[Excerpts from an interface dataset]
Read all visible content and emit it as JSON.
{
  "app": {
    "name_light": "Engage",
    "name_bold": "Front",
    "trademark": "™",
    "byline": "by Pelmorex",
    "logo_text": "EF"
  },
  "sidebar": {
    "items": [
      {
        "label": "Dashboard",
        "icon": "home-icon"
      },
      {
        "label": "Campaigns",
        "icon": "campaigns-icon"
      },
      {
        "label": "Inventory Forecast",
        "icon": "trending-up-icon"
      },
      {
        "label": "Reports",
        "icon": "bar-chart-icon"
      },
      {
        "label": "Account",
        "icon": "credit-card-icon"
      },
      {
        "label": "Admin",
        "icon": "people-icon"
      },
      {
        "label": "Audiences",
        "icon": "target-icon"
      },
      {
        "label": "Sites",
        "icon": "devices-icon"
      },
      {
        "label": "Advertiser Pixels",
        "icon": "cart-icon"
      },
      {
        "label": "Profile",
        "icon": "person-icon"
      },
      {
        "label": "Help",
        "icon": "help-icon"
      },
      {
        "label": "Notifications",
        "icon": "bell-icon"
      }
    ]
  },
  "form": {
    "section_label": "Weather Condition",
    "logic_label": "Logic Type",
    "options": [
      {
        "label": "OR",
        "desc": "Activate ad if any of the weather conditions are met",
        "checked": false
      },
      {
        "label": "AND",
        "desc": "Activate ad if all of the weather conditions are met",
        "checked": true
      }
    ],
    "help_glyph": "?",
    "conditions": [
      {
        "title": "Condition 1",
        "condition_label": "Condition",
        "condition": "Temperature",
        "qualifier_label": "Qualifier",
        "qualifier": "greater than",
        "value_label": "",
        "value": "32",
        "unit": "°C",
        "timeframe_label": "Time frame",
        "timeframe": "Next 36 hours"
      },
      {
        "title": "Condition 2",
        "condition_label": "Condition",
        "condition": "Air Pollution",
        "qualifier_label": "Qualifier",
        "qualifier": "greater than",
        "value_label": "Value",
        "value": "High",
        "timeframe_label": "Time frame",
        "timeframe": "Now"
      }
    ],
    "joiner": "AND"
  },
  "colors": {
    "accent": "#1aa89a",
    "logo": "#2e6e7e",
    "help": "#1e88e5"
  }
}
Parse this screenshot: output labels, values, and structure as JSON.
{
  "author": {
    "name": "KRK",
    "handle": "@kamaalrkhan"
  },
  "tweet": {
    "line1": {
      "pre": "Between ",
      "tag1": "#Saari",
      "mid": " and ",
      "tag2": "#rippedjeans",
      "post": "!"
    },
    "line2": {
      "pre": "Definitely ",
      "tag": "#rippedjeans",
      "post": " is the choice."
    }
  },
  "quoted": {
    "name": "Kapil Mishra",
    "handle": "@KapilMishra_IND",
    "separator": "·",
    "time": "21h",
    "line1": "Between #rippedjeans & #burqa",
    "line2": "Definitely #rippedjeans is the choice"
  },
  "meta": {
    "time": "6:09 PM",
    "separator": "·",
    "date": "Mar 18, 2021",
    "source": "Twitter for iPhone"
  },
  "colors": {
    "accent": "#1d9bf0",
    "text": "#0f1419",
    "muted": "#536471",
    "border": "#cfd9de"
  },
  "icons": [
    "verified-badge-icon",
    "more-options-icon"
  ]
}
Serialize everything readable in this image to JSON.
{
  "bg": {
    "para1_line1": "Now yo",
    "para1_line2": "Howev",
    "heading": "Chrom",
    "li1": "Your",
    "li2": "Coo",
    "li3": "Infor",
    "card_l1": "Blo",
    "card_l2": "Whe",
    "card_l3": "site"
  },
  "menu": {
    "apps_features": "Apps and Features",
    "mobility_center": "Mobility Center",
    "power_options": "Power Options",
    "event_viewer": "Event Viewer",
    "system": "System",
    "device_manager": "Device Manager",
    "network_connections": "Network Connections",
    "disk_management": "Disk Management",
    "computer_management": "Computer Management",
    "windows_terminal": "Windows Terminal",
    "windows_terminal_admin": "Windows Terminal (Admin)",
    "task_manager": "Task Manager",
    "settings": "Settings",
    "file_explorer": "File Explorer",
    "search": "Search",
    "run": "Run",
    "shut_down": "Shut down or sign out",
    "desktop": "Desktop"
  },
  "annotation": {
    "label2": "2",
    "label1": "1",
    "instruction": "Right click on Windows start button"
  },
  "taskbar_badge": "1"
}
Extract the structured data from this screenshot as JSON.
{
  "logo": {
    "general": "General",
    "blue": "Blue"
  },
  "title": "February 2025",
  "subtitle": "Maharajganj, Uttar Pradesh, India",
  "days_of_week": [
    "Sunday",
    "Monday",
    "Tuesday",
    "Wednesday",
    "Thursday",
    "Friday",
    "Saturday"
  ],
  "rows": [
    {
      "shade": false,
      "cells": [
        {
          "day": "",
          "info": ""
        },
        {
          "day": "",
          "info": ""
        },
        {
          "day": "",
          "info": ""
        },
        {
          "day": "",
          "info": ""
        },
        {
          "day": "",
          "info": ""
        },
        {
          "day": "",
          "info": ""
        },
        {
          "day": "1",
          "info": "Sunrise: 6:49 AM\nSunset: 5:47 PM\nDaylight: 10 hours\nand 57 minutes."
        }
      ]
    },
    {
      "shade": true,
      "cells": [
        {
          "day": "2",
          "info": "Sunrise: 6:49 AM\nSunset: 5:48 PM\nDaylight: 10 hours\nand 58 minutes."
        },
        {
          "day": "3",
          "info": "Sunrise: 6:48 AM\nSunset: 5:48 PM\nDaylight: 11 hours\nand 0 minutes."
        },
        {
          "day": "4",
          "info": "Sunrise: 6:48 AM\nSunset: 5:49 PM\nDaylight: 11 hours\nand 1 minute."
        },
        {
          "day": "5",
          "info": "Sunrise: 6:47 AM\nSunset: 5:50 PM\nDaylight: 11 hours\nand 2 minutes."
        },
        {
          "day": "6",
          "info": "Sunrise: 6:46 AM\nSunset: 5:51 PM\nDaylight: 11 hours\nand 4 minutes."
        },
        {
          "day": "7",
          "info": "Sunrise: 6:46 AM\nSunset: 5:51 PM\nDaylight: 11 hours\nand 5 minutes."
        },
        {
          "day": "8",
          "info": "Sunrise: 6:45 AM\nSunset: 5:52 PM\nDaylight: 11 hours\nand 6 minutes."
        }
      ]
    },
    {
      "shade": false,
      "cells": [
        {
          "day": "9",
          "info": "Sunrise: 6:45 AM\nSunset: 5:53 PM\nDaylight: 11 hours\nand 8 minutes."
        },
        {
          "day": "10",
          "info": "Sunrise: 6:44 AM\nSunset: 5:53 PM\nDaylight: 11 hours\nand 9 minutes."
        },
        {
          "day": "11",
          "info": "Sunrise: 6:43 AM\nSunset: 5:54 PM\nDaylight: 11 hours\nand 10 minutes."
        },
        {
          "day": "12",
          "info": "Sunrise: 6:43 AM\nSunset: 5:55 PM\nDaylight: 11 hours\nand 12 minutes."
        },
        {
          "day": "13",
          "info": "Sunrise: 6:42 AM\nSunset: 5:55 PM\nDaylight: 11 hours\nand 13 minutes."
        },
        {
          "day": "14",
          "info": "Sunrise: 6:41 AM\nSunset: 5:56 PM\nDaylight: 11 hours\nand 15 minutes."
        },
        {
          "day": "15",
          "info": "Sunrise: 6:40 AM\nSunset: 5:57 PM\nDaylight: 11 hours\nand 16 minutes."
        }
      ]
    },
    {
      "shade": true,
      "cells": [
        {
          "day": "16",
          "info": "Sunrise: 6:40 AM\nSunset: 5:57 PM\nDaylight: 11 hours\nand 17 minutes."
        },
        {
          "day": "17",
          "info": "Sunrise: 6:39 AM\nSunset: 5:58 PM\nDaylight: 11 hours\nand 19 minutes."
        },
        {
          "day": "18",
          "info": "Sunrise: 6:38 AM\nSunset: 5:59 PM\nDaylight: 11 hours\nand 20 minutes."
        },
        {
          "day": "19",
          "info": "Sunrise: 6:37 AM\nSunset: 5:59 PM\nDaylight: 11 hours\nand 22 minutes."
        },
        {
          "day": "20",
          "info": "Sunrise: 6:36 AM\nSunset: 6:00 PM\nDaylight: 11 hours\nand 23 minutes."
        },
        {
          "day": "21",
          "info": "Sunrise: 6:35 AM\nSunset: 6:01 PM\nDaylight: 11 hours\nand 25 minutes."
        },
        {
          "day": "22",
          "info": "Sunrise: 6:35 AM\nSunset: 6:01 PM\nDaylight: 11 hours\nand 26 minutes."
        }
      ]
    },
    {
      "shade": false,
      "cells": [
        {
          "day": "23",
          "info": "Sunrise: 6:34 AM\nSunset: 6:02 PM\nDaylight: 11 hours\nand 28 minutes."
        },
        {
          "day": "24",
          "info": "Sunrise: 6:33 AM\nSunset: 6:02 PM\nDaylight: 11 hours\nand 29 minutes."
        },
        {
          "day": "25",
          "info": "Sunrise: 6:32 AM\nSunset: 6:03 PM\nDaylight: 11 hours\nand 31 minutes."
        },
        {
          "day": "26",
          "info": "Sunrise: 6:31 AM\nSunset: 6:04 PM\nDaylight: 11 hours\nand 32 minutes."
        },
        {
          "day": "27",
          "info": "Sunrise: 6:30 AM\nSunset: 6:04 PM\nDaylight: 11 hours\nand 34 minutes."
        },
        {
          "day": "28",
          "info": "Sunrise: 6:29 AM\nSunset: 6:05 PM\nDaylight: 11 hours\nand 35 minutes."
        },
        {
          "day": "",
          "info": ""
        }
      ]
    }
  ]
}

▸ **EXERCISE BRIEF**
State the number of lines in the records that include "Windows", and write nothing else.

▸ **WRITTEN REPLY**
3